The Circulating Cell-free Genome Atlas (CCGA) study is a prospective, multicenter, observational study launched for the purpose of developing a noninvasive assay for cancer detection. In the CCGA study, blood was collected from 749 controls and 878 patients with newly diagnosed untreated cancer. The study included a training set of 1733 patients with clinically evaluable cancers, including 127 patients with lung cancer, and 580 controls. An independent test set for validation included 47 patients with lung cancer and 368 controls. The patients and controls were enrolled from the same center to avoid geographic variability.
The ability of 3 parallel sequencing approaches to detect cancer in the 127 patients with stage I to stage IV lung cancer was explored.

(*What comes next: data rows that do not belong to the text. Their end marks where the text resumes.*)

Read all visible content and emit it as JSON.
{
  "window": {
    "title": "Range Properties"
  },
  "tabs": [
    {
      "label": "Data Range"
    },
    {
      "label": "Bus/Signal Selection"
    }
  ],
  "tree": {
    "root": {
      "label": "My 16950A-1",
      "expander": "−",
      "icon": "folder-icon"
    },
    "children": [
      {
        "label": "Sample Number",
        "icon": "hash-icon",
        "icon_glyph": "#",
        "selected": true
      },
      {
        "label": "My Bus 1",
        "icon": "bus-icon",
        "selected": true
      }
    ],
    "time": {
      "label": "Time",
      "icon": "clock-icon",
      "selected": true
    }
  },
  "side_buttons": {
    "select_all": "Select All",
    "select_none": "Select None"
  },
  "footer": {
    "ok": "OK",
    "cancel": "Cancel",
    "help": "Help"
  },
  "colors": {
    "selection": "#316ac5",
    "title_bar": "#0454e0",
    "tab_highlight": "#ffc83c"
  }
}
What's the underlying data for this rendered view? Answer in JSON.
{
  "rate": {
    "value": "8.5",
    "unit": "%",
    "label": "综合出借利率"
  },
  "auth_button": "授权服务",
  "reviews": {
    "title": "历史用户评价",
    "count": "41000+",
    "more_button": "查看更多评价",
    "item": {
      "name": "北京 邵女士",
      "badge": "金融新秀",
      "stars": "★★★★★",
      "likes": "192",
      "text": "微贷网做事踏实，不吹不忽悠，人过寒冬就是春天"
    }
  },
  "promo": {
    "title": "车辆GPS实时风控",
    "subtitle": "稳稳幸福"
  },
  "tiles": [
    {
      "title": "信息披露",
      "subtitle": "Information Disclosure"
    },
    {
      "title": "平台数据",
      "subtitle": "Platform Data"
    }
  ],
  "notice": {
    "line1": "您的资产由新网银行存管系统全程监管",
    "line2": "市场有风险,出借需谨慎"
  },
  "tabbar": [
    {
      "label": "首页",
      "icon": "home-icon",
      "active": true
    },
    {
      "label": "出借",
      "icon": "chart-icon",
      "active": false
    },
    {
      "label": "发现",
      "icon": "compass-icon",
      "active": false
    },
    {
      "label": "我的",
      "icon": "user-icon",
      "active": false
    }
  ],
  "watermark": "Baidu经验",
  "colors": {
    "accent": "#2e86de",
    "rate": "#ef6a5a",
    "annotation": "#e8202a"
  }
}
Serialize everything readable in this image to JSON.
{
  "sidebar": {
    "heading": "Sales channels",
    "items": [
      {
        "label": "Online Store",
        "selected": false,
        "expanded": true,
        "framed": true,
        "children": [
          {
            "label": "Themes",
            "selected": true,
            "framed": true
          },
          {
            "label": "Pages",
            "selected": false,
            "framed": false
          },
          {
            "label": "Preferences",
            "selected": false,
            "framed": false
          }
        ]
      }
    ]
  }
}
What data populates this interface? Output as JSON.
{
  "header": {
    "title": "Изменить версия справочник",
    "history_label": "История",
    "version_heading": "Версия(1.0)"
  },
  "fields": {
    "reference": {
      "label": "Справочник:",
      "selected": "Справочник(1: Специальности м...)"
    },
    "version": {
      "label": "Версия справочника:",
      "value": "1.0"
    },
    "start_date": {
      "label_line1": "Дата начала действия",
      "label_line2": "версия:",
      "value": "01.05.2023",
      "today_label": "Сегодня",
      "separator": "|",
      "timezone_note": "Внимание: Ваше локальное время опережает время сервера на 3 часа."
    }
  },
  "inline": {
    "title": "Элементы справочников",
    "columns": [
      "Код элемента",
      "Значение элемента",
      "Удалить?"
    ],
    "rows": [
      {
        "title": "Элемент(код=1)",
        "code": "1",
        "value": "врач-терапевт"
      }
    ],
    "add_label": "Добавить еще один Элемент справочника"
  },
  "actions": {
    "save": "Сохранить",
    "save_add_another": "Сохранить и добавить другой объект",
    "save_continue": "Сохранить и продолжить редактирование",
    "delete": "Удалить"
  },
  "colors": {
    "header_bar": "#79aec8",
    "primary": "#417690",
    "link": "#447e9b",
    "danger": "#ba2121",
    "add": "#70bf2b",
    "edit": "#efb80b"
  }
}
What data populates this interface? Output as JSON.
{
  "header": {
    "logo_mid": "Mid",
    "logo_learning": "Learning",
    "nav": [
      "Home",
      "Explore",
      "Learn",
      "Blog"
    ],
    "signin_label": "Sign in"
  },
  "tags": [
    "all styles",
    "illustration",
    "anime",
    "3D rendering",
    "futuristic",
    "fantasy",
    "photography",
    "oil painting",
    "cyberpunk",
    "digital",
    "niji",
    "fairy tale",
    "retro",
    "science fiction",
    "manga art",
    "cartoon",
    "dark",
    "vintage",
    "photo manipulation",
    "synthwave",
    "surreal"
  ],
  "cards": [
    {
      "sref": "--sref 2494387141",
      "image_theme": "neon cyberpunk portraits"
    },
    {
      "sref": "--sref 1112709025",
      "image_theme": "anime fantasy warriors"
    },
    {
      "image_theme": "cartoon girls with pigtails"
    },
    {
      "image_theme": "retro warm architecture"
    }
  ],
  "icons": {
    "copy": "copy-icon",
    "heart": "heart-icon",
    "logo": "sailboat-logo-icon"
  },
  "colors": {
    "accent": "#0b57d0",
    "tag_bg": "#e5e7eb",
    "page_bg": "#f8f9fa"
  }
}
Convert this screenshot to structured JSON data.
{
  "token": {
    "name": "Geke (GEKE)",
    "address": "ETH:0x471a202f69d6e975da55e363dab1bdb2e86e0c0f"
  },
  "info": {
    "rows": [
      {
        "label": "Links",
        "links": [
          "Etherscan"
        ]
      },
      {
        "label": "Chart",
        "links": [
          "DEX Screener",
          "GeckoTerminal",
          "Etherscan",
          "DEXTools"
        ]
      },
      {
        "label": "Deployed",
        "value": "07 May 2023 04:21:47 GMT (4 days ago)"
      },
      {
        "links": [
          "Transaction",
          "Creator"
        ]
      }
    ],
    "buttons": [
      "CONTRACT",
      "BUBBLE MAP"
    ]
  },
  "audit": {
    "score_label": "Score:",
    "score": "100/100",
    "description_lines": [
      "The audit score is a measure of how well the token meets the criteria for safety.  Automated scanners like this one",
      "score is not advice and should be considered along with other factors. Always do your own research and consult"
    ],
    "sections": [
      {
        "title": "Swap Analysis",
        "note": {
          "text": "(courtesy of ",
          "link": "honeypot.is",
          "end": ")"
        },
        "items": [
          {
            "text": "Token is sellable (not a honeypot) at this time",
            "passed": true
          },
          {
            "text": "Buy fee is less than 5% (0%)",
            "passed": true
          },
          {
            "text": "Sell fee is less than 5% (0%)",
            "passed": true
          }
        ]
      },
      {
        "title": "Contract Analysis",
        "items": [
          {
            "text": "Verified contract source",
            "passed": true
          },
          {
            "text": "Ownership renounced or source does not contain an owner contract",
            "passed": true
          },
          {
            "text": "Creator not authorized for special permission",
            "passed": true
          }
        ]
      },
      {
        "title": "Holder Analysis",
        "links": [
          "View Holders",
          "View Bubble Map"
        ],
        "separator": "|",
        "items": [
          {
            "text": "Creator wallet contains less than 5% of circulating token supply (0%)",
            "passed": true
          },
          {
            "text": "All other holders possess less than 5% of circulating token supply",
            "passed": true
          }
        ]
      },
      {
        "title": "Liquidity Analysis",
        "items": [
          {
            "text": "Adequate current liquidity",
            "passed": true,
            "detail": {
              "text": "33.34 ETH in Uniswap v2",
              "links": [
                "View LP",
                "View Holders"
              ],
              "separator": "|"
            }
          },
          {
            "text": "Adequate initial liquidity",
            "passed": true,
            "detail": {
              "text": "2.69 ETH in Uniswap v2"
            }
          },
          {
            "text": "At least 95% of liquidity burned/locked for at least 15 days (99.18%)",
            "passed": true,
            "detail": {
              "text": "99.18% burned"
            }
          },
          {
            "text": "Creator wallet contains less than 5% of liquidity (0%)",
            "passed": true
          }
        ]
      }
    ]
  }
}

The 3 prototype sequencing assays performed were:
- Paired cfDNA and white blood cell (WBC)-targeted sequencing for somatic mutations, including single nucleotide variants or indels
- Paired cfDNA and WBC whole-genome sequencing for copy number variation
- cfDNA whole-genome bisulfite sequencing to detect abnormal methylation patterns.
Using a next-generation sequencing panel of 813 clinically actionable variants without WBC filtering would detect many cancer cases with genetic variants, but the false-positive rate would be high, said Dr Oxnard. Using a CCGA-targeted assay with WBC filtering across 507 genes, "you find more than half of lung cancers detected, and you would suppress that false-positive rate in the range of 2%," he added.
Results were presented from 118 patients with lung cancer and 561 controls in the training sample. After correction for WBC-matched variants, 5 patients had a cancerlike signal across all 3 assays, 2 of whom were subsequently diagnosed with cancer.
Across the 3 assays, for early-stage curable lung cancer, "approximately half of lung cancers are detected, and for advanced lung cancer, approximately 90% of lung cancers can be detected within the blood," he said. The findings from the training set were validated in the independent test set.
Dr Oxnard said that the cfDNA assays "can detect lung cancer across stages, across histologies, [and] across populations.…There are similar sensitivities observed across the 3 approaches, but they do replicate the independent test set."
Dr Oxnard added, "WBC-derived mutations and copy number variations are a significant source of false positives, and they must be accounted for if you're going to achieve high specificity and a low false-positive rate in such an assay."
A New Blood Test for Lung Cancer?
Together, "These results support the promise of using cfDNA-based assays to develop an early cancer detection test with high specificity, and further assay improvement development is ongoing," Dr Oxnard said.
Thousands of patients in the CCGA study remain to be analyzed for further optimization and the development of a cancer diagnostic tool.
ASCO expert David Graham, MD, FASCO, Medical Director, Levine Cancer Institute, Charlotte, NC, commented, "This is an important first step toward an easier way to detect lung cancer at earlier, hopefully more curable, stages. In this first report of a very exciting new methodology, cfDNA from a blood draw detected 51% of early-stage lung cancers with an extremely high specificity."